v t e

Ancient settlements in Turkey


Aegae Aizanoi Alabanda Alinda Allianoi Amorium Amyzon Antioch
on the Maeander Apamea in Phrygia Aphrodisias Apollonia in Mysia Apollonos Hieron Atarneus Aulai Bargylia Beycesultan Blaundus Caloe Caryanda Celaenae Ceramus Colophon Claros Cyme Didyma Dios Hieron Docimium Ephesus Erythrae Eucarpia Euromus Gambrion Gryneion Halicarnassus Hierapolis Iasos Karmylissos Kaunos Klazomenai Knidos Labraunda Laodicea on the Lycus Latmus Lebedus Leucae Limantepe Magnesia ad Sipylus Magnesia on the Maeander Metropolis Miletus Myndus Myriandrus Myrina Myus Notion Nysa on the Maeander Oenoanda Pepuza Pergamon Perperene Phocaea Pinara Pitane Priene Sardis Smyrna Stratonicea in Lydia Stratonicea in Caria Temnos Teos Tymion

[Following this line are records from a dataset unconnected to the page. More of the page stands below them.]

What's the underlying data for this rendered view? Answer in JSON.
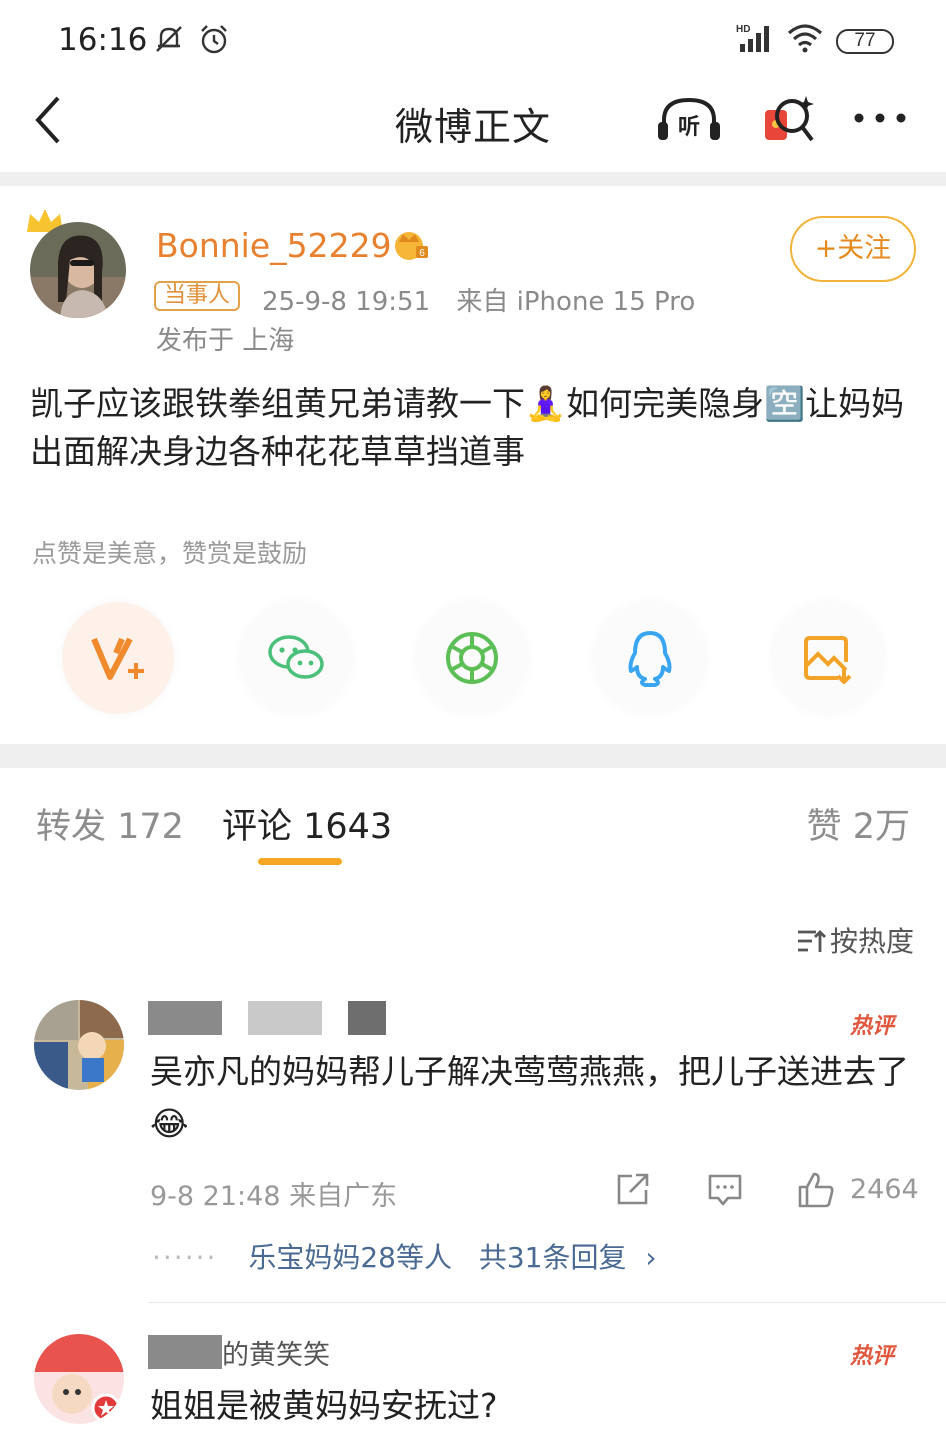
{
  "status": {
    "time": "16:16",
    "battery": "77"
  },
  "nav": {
    "title": "微博正文"
  },
  "post": {
    "username": "Bonnie_52229",
    "role_badge": "当事人",
    "datetime": "25-9-8 19:51",
    "source": "来自 iPhone 15 Pro",
    "location": "发布于 上海",
    "follow_label": "+关注",
    "text": "凯子应该跟铁拳组黄兄弟请教一下🧘‍♀️如何完美隐身🈳让妈妈出面解决身边各种花花草草挡道事",
    "reward_tip": "点赞是美意，赞赏是鼓励"
  },
  "tabs": {
    "repost": "转发 172",
    "comments": "评论 1643",
    "likes": "赞 2万"
  },
  "sort_label": "按热度",
  "comments": [
    {
      "hot_badge": "热评",
      "text": "吴亦凡的妈妈帮儿子解决莺莺燕燕，把儿子送进去了😂",
      "time_location": "9-8 21:48 来自广东",
      "like_count": "2464",
      "replies_users": "乐宝妈妈28等人",
      "replies_total": "共31条回复"
    },
    {
      "hot_badge": "热评",
      "name_partial": "的黄笑笑",
      "text": "姐姐是被黄妈妈安抚过?"
    }
  ],
  "colors": {
    "accent": "#f5a623",
    "username": "#e8812f",
    "link": "#4a6a93",
    "hot": "#e0573e"
  }
}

Black Sea

Alaca Höyük Comana in the Pontus Euchaita Hattusa Heraclea Pontica Hüseyindede Tepe Ibora Laodicea Pontica Nerik Nicopolis Pompeiopolis Salatiwara Samuha Sapinuwa Tripolis Yazılıkaya Zaliche

Central Anatolia

Alişar Hüyük Binbirkilise Çatalhöyük Cotenna Derbe Dorylaeum Eudocia (Cappadocia) Eudocia (Phrygia) Gordium Heraclea Cybistra Irenopolis Kaman-Kalehöyük Kerkenes Kültepe
(Kanesh) Laodicea Combusta Meloë Mokissos Nyssa Pessinus Purushanda Tavium Tyana

Eastern Anatolia

Altıntepe Ani Cafer Höyük Melid Sugunia Tushpa


Achilleion Aegospotami Ainos Alexandria Troas Apamea Myrlea Apollonia on the Rhyndax Apros Assos Byzantium Cardia Cebrene Chalcedon Charax Cius Cyzicus Drizipara/Drusipara Faustinopolis Germanicopolis Lamponeia Lampsacus Lygos Lysimachia Marpessos Neandreia Nicomedia Orestias Perinthos Sestos Sigeion Skepsis Troy


Acalissus Acarassus Alalakh Amelas Anazarbus Andriaca Antigonia Antioch
on the Orontes Antioch
of Pisidia Antiochia Lamotis Antioch
on the Cragus Antioch
on the Pyramis Antiphellus Aperlae Aphrodisias
of Cilicia Araxa Ariassos Arneae Arsinoe Arycanda Aspendos Bab al-Hawa Border Crossing Balbura Bubon Calynda Carallia Carmylessus Casae Castabala Cestrus Choma Cibyra Mikra Comama Comana in Cappadocia Comba Coracesium Corycus
(Kızkalesi) Corydala Cremna Cyaneae Cyrrhus Dalisandus in Isauria Dalisandus in Pamphylia Dias Domuztepe Elaiussa Sebaste Emirzeli Epiphania Erymna Etenna Eudocia (Lycia) Eudocias (Pamphylia) Gagae Gözlükule Hacilar Idebessos Irenopolis Isba Issus Kandyba Karakabaklı Karatepe Kibyra Lebessus Limyra Lyrbe Magydus Mallus Mamure Castle Mastaura Meloë Mezgitkale Mopsuestia Myra Nisa Olba Olympos Öküzlü Orokenda Patara Perga Phaselis Phellus Podalia Rhodiapolis Rhosus Sagalassos Seleucia in Pamphylia Seleucia Pieria Seleucia Sidera Selge Side Sidyma Sillyon Simena Sinda Soli Sozopolis Syedra Tapureli Tell Tayinat Telmessos Telmessos
(Caria) Termessos Tlos Trebenna Xanthos Yanıkhan Yumuktepe

Southeastern Anatolia

in the Taurus Antioch
in Mesopotamia Apamea on the Euphrates Carchemish Urshu Khashshum Çayönü Dara Edessa Göbekli Tepe Harran Kussara Nevalı Çori Sakçagözü Sam'al Samosata Sareisa Seleucia at the Zeugma Sultantepe Tille Tushhan Zeugma

Authority control

WorldCat Identities VIAF: 244579528 GND: 4109182-6 BNF: